Tag: Role playing »
Both Zeboyd and Penny Arcade have had a hand in their fair share of RPGs over the past few years, but it wasn’t until recently that the two found each other and created some incredibly sweet (and utterly surreal) music together. This third entry in the Rain-Slick Precipice series marks both the Penny Arcade RPG’s first foray into “retro” territory as well as Zeboyd’s best refinement of their quirky RPG system to date. Ancient sea gods and mimes are just the beginning.
One of the biggest differences between a Zeboyd RPG and a more typical example is the treatment of the combat. Health, magic, and items all reset after every fight, eliminating the need to constantly micromanage party resources. To compensate for this enemies gain strength with each passing turn, lending a sense of urgency and increased strategy to every combat scenario. What makes Rain-Slick 3 so much fun (aside from the rampant Penny Arcade humor) is the emphasis on multi-classing. Finding the right combination of character abilities can lead to some incredibly satisfying victories, and the way everything resets after every battle makes experimentation far less grueling.
How does it Compare?
The original Rain-Slick 3 made its debut on both Steam and Xbox Live Indie Games, and felt right at home on both platforms. It’s wonderfully retro while at the same time incredibly modern and accessible. And all of that “magic” has been retained in the iOS version. All the humor, the unique mechanics, the splendid visuals, and so on have made the transition almost seamlessly. The only real difference between the mobile version and its console/PC brethren - aside from the smaller screen and blessed portability - is the interface, which has been adjusted for touch controls. And save the rather garish virtual stick, it’s very near flawless.
One of the things I love most about Rain-Slick 3 on iOS is that it’s not an “inferior” version like some ports tend to be. All the bonus content (alternate appearance packs, Lair of the Seamstress DLC, etc) is included, and it’s received just as much post-release support as the other platforms.

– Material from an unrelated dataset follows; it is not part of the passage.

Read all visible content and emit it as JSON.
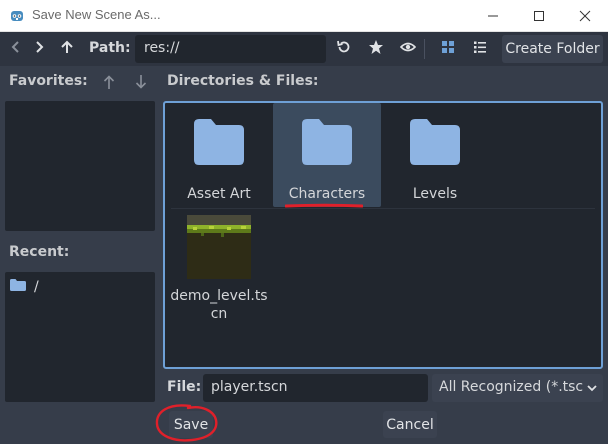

The fact that it’s a fantastic game even without prior knowledge of any inside jokes or experience with the previous two titles makes it all the more noteworthy.
*NOTE: “Console-quality” refers to the quality of the experience, not just the graphics. This is about the depth of gameplay, content, and in some cases how accurately it portrays the ideals of its console counterpart.*
I unfortunately missed out on the chance to play Rage of the Gladiator when it was originally released on the Wii, despite my legitimate interest. Luckily I’ve gotten a second chance because Gamelion is porting it over to iOS devices as a fully re-mastered and arguably definitive version.
The basic story is that Gracius, the main character and gladiator extraordinaire, is fighting for his freedom and for revenge against those who’ve slain his father. How? By cutting a swathe through a horde of inhuman bosses. Anyone who’s played Infinity Blade will be familiar with the adapted control scheme (tap arrows to dodge left/right, tap buttons to block, swipe to attack), but combat in Rage of the Gladiator feels decidedly more arcade-like than Epic’s, well, epic. Attack and response time is a bit faster, fights are broken up into three “rounds” much like a boxing match, and there are a number of weapons and skills to unlock and purchase as you progress.
Again, while Rage of the Gladiator is indeed similar to that other popular swipe fighter it’s not exactly a carbon copy. There’s a noticeable emphasis on giving each combatant their own personality, and with the addition of a jump button and some rather complex combo attacks it can be quite the ordeal to make it through a fight in decent shape. It‘s definitely a challenge but every pattern can be learned eventually and it can be exceedingly satisfying to knock a particularly bothersome foe in the jaw with a warhammer in slow motion.
Anyone interested in a first-person arcade-esque gladiatorial beat down should keep an eye on the App Store. There’s no official word on a price but Rage of the Gladiator is set to release sometime in November.